Page and application data records:

• • •

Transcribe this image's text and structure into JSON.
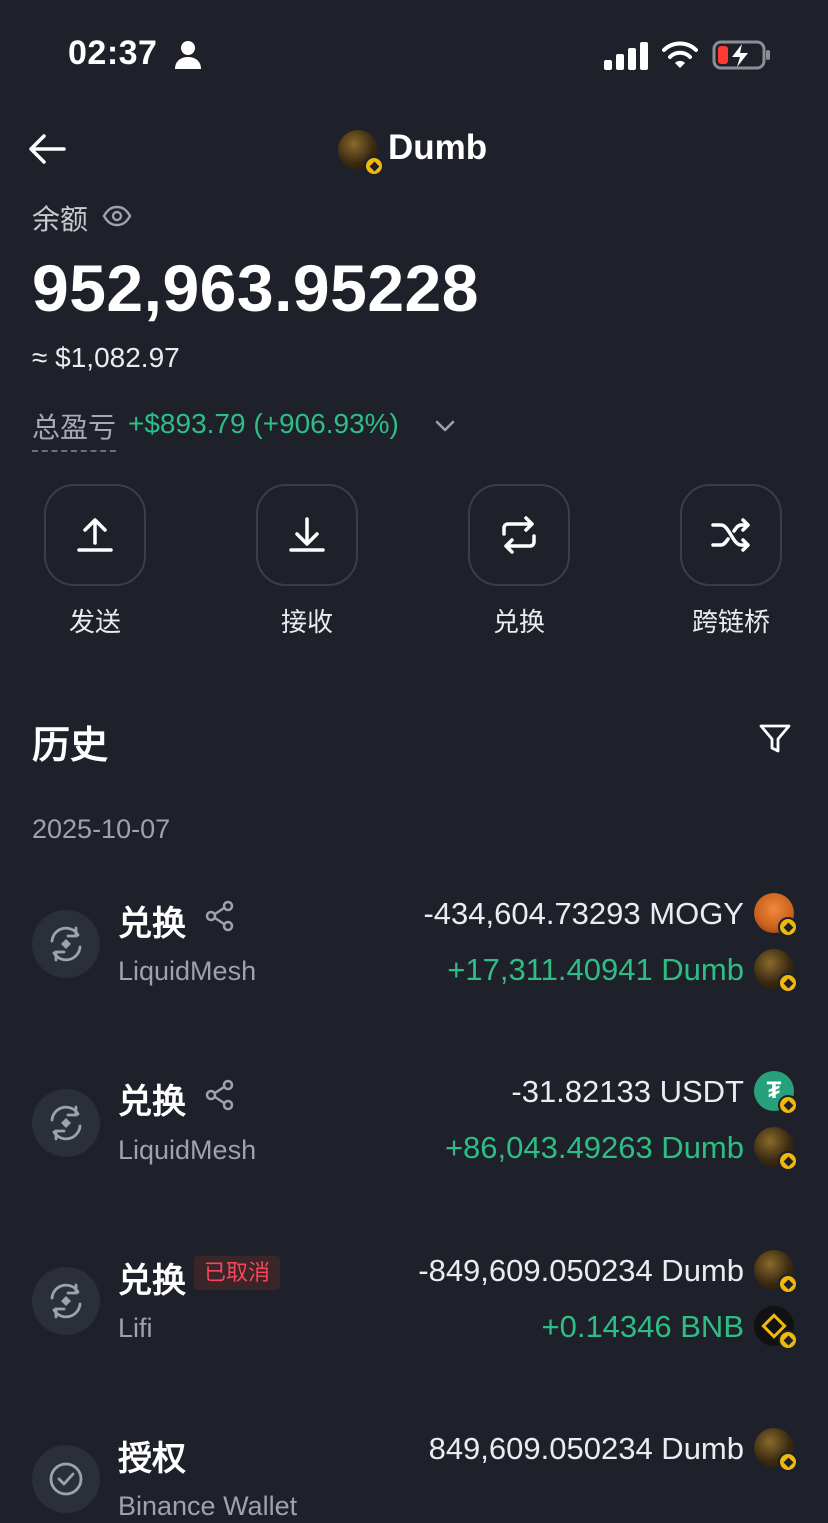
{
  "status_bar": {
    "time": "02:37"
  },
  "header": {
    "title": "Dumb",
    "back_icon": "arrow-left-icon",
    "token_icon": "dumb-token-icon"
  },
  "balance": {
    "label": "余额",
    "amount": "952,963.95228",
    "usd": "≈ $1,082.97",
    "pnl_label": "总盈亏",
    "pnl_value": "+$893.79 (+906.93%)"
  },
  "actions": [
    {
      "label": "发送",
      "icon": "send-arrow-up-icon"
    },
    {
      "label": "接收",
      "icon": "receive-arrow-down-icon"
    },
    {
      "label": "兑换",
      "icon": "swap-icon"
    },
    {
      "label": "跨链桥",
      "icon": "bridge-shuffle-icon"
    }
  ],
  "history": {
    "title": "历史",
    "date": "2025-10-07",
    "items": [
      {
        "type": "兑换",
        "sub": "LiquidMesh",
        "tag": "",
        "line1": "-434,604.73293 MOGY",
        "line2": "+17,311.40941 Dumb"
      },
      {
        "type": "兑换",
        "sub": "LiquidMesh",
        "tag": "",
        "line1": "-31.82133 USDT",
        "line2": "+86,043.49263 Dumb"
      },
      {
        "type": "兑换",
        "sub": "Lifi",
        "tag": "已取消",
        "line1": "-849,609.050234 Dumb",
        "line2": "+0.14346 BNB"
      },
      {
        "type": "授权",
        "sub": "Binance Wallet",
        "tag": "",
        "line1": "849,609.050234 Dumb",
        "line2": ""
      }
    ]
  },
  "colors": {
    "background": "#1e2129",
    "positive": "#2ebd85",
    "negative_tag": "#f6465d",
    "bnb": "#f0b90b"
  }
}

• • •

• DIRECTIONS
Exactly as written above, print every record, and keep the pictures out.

• TASK OUTPUT
Transcribe this image's text and structure into JSON.
{
  "status_bar": {
    "time": "02:37"
  },
  "header": {
    "title": "Dumb",
    "back_icon": "arrow-left-icon",
    "token_icon": "dumb-token-icon"
  },
  "balance": {
    "label": "余额",
    "amount": "952,963.95228",
    "usd": "≈ $1,082.97",
    "pnl_label": "总盈亏",
    "pnl_value": "+$893.79 (+906.93%)"
  },
  "actions": [
    {
      "label": "发送",
      "icon": "send-arrow-up-icon"
    },
    {
      "label": "接收",
      "icon": "receive-arrow-down-icon"
    },
    {
      "label": "兑换",
      "icon": "swap-icon"
    },
    {
      "label": "跨链桥",
      "icon": "bridge-shuffle-icon"
    }
  ],
  "history": {
    "title": "历史",
    "date": "2025-10-07",
    "items": [
      {
        "type": "兑换",
        "sub": "LiquidMesh",
        "tag": "",
        "line1": "-434,604.73293 MOGY",
        "line2": "+17,311.40941 Dumb"
      },
      {
        "type": "兑换",
        "sub": "LiquidMesh",
        "tag": "",
        "line1": "-31.82133 USDT",
        "line2": "+86,043.49263 Dumb"
      },
      {
        "type": "兑换",
        "sub": "Lifi",
        "tag": "已取消",
        "line1": "-849,609.050234 Dumb",
        "line2": "+0.14346 BNB"
      },
      {
        "type": "授权",
        "sub": "Binance Wallet",
        "tag": "",
        "line1": "849,609.050234 Dumb",
        "line2": ""
      }
    ]
  },
  "colors": {
    "background": "#1e2129",
    "positive": "#2ebd85",
    "negative_tag": "#f6465d",
    "bnb": "#f0b90b"
  }
}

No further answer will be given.